Computer Vision Methods For Coral Reef Assessment


The world’s natural systems are at a tipping point and many biologists believe that we are facing a massive ecological extinction event as a result of anthropogenic impacts on the planet (Pimm et al. 1995, Wilson 2002). Globally coral reefs face an unprecedented convergence of stressors including overfishing, pollution, diseases, destructive fishing practices, sedimentation, and coastal development that have led to led to massive global declines (Kline et al 2005, Jackson et al 2001, Hughes et al., 2003 ;Pandolfi et al 2005; Hoegh-Guldberg, 2007).
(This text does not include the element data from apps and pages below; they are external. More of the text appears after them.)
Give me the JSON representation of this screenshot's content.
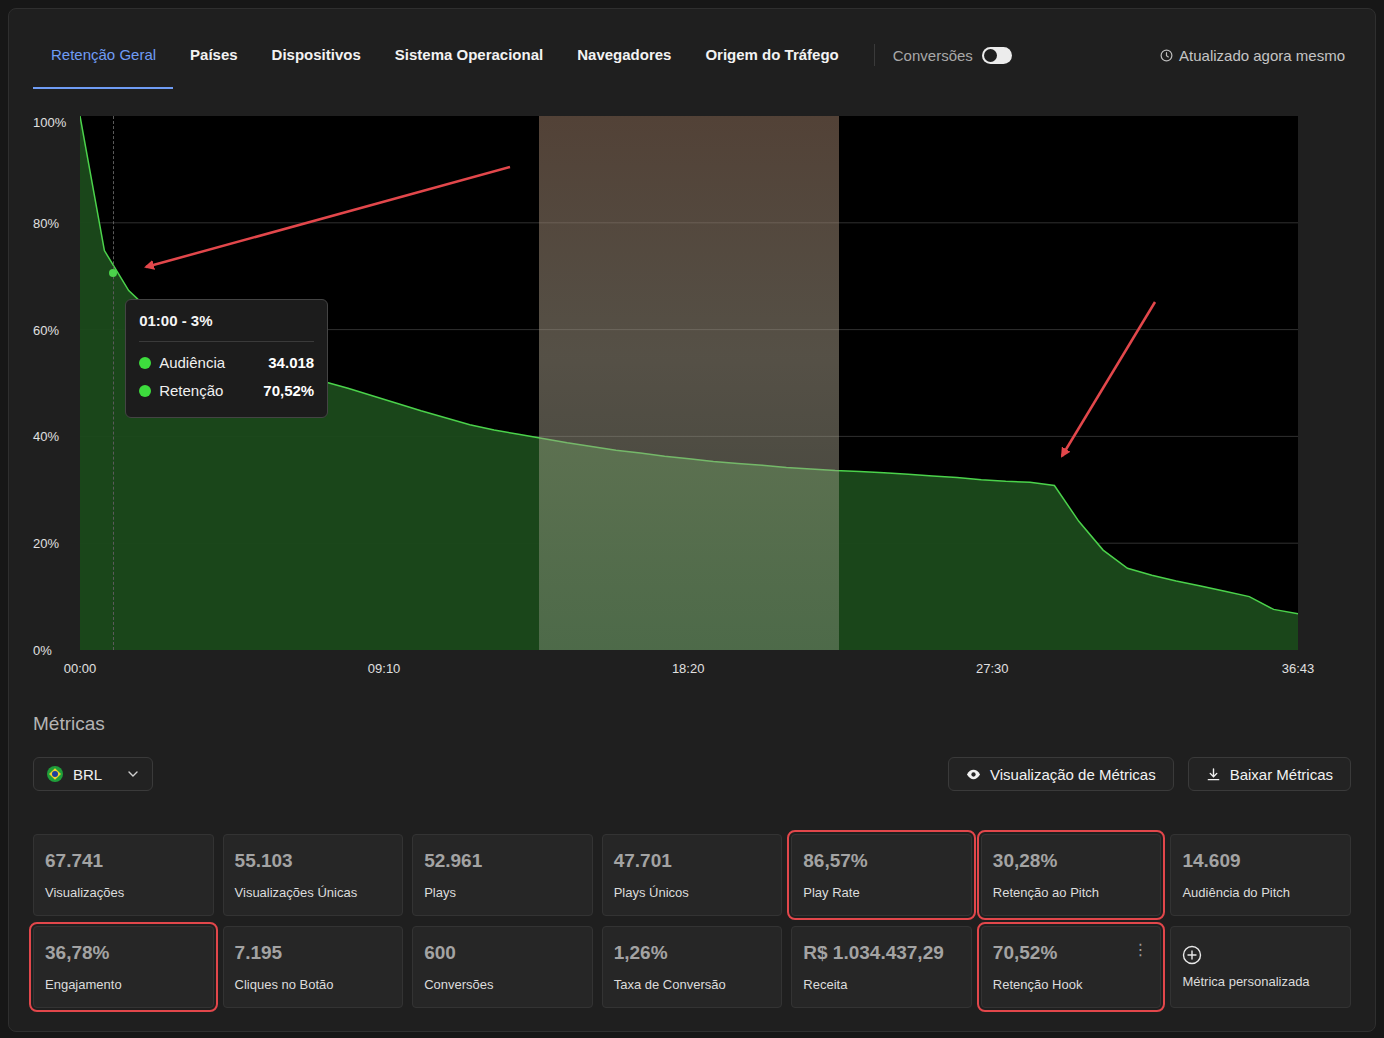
{
  "tabs": [
    {
      "label": "Retenção Geral",
      "selected": true
    },
    {
      "label": "Países",
      "selected": false
    },
    {
      "label": "Dispositivos",
      "selected": false
    },
    {
      "label": "Sistema Operacional",
      "selected": false
    },
    {
      "label": "Navegadores",
      "selected": false
    },
    {
      "label": "Origem do Tráfego",
      "selected": false
    }
  ],
  "conversions_toggle": {
    "label": "Conversões",
    "on": false
  },
  "updated": "Atualizado agora mesmo",
  "chart": {
    "y_ticks": [
      "100%",
      "80%",
      "60%",
      "40%",
      "20%",
      "0%"
    ],
    "x_ticks": [
      "00:00",
      "09:10",
      "18:20",
      "27:30",
      "36:43"
    ],
    "series": [
      {
        "name": "Retenção",
        "values": [
          100,
          74.8,
          67.3,
          63.0,
          59.3,
          56.9,
          55.4,
          54.0,
          52.8,
          51.5,
          50.3,
          49.0,
          47.6,
          46.2,
          44.8,
          43.5,
          42.2,
          41.2,
          40.4,
          39.6,
          38.8,
          38.1,
          37.4,
          36.9,
          36.3,
          35.8,
          35.3,
          34.9,
          34.6,
          34.2,
          33.9,
          33.6,
          33.4,
          33.2,
          32.9,
          32.6,
          32.3,
          31.9,
          31.6,
          31.4,
          30.8,
          24.1,
          18.7,
          15.3,
          14.0,
          12.9,
          12.0,
          11.0,
          10.0,
          7.6,
          6.8
        ]
      }
    ],
    "tooltip": {
      "title": "01:00 - 3%",
      "rows": [
        {
          "label": "Audiência",
          "value": "34.018"
        },
        {
          "label": "Retenção",
          "value": "70,52%"
        }
      ]
    }
  },
  "metrics": {
    "title": "Métricas",
    "currency": "BRL",
    "buttons": [
      {
        "label": "Visualização de Métricas",
        "kind": "view"
      },
      {
        "label": "Baixar Métricas",
        "kind": "download"
      }
    ],
    "cards": [
      {
        "kind": "metric",
        "value": "67.741",
        "label": "Visualizações",
        "highlighted": false
      },
      {
        "kind": "metric",
        "value": "55.103",
        "label": "Visualizações Únicas",
        "highlighted": false
      },
      {
        "kind": "metric",
        "value": "52.961",
        "label": "Plays",
        "highlighted": false
      },
      {
        "kind": "metric",
        "value": "47.701",
        "label": "Plays Únicos",
        "highlighted": false
      },
      {
        "kind": "metric",
        "value": "86,57%",
        "label": "Play Rate",
        "highlighted": true
      },
      {
        "kind": "metric",
        "value": "30,28%",
        "label": "Retenção ao Pitch",
        "highlighted": true
      },
      {
        "kind": "metric",
        "value": "14.609",
        "label": "Audiência do Pitch",
        "highlighted": false
      },
      {
        "kind": "metric",
        "value": "36,78%",
        "label": "Engajamento",
        "highlighted": true
      },
      {
        "kind": "metric",
        "value": "7.195",
        "label": "Cliques no Botão",
        "highlighted": false
      },
      {
        "kind": "metric",
        "value": "600",
        "label": "Conversões",
        "highlighted": false
      },
      {
        "kind": "metric",
        "value": "1,26%",
        "label": "Taxa de Conversão",
        "highlighted": false
      },
      {
        "kind": "metric",
        "value": "R$ 1.034.437,29",
        "label": "Receita",
        "highlighted": false
      },
      {
        "kind": "metric",
        "value": "70,52%",
        "label": "Retenção Hook",
        "highlighted": true,
        "menu": "⋮"
      },
      {
        "kind": "add",
        "label": "Métrica personalizada",
        "highlighted": false
      }
    ]
  }
}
Traditional coral reef monitoring has required trained experts scuba diving on reefs to specify coverage and health of the key ecological groups (corals, algae, other invertebrates, fish, bare substrate, etc.). Recently, photographs or videos now routinely complement such surveys by experts but there is lacking a rapid, objective, quantitative, and automated classification of digital imagery. New technologies are needed to improve the efficiency and objectivity of surveys to assess the health of global coral reef communities on appropriate temporal and spatial scales. Analyses of these growing digital image archives remain extremely constrained by the extensive effort required by coral experts.

A convergence of several rapidly advancing technologies, including digital imaging, computational mass storage and processing speed, integrated with computer vision image analysis, now makes it feasible to acquire, archive, and digitally classify important aspects of coral reef community ecology and physiology. Computer vision technology has considerable potential to address these problems for coral reef ecosystems, but additional innovations by an interdisciplinary team are required to overcome challenges before a robust, automated cyber-enabled image analysis system can be confidently used for objective coral reef monitoring.

Main Challenges

  1. Developing computer vision methods to maximize the information that can be obtained from underwater digital images of coral reefs. The computer vision team will develop original segmentation and classification algorithms using our unprecedentedly large, unique data set of controlled, high resolution digital images of hundreds of tagged coral reef targets acquired over a 6 year period in Panama, and a 4 year period on the Great Barrier Reef. Portions of the datasets will first be classified by the coral ecology experts and then the classified images will be used to train the computer vision system, resulting in a state-of-the-art computational method for analyzing reef ecology.
  2. Development of an advanced underwater imaging system with co-registered RGB and fluorescence image planes to provide additional optical and physiological information that will increase the accuracy and speed of the classification process. Multispectral images, co-registered fluorescence images, turbidity data, ranging data, and other optical water column corrections and physiological measurements will be incorporated in order to maximize the discriminatory ability of the system. This system will be deployed as part of the continuing time-series in Panama and the Great Barrier Reef.